On 17 May 2017, the UK Supreme Court handed down judgment in proceedings - commonly known as the Waterfall I litigation - to determine claims with regard to the estimated £8 billion surplus arising in the estate of Lehman Brothers International (Europe) (LBIE).
These proceedings raised complex issues around the rights of creditors, some of which have not been examined for more than 100 years. More generally, this appeal and cross-appeal considered key points of insolvency arising from the collapse of the Lehman Brothers Group in 2008 and has been keenly watched by the financial services industry.
In particular, the Supreme Court agreed with submissions made by the Dentons legal team that currency conversion claims do not exist as a specie of non-provable claims and that any claim for statutory interest is limited to the actual surplus arising in the administration estate.
A summary of the key decisions is as follows:
Under English insolvency law, creditors' debts in foreign currency must be converted into sterling as at the date the debtor goes into administration or liquidation. A "currency conversion claim" was asserted by certain creditors for any loss suffered as a result of the fall in the value of sterling between the date of conversion and the actual date of payment.
By a majority of 4:1, it was held that currency conversion claims did not exist. This was because the statutory scheme spells out the full extent of the rights of a creditor with a debt in a foreign currency. This result was a key win for Dentons' client, LB Holdings Intermediate 2 Limited (In Administration) (LBHI2), and overturned the decisions of the High Court and the Court of Appeal.
Shareholder's liability for statutory interest
The contributory liability of a shareholder of an unlimited company did not extend to statutory interest. Statutory interest could only be recovered from the actual surplus in the insolvent estate, and the surplus could not be created by a call on the contributories.
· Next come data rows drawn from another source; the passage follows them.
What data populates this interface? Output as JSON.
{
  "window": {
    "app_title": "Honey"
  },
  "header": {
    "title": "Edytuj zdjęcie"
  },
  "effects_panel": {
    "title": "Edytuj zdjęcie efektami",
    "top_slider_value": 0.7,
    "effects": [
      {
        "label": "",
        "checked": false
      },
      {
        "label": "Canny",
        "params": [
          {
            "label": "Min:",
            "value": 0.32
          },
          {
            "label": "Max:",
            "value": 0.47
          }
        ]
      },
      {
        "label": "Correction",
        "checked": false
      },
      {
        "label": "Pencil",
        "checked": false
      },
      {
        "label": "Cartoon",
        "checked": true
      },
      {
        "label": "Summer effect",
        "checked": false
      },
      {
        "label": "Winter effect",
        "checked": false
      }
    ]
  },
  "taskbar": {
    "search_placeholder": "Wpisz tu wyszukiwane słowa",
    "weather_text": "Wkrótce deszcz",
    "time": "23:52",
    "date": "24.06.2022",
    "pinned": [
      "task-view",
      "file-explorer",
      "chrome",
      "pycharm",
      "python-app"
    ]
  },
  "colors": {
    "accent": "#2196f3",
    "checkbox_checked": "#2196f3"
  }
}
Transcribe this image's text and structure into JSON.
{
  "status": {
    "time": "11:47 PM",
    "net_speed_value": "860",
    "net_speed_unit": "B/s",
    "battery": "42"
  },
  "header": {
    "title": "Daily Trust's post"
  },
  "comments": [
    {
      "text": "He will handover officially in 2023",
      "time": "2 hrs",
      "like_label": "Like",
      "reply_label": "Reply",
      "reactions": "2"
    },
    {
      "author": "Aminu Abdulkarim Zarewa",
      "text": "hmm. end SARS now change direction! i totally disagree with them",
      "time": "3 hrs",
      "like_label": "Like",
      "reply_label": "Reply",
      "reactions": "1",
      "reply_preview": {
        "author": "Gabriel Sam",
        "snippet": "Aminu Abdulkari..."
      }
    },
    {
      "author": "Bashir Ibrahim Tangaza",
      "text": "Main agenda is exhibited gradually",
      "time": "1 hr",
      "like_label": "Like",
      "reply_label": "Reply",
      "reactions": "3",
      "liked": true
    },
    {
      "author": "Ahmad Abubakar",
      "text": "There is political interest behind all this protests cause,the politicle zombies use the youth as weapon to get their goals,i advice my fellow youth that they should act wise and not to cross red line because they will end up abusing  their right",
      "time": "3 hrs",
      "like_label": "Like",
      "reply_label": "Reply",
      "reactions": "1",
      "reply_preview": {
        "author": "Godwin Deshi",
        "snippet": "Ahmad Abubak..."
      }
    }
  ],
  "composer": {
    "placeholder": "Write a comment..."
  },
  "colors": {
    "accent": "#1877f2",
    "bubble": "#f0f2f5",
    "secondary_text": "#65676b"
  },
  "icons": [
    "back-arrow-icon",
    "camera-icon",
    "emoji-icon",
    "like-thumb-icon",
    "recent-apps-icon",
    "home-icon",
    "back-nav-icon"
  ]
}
This was another key win for LBHI2, and also overturned the decisions of the High Court and the Court of Appeal.
Statutory interest which accrued but remained unpaid in an administration could not be claimed from a subsequent liquidator.
Subordinated debt fell to be repaid after both statutory interest and non-provable liabilities.
Ability of an administrator to claim against contributories
An administrator of a company could not submit a proof in respect of a prospective contributory liability or exercise a set-off in respect of it. Only a liquidator had the power to make such a claim, on behalf of the court.
The "contributory rule" is the rule that a contributory of a company in liquidation cannot receive a dividend until it has paid its contribution. The Supreme Court held that it was just to extend the contributory rule to apply to administrations.
Full details of the Supreme Court case and judgment can be viewed online: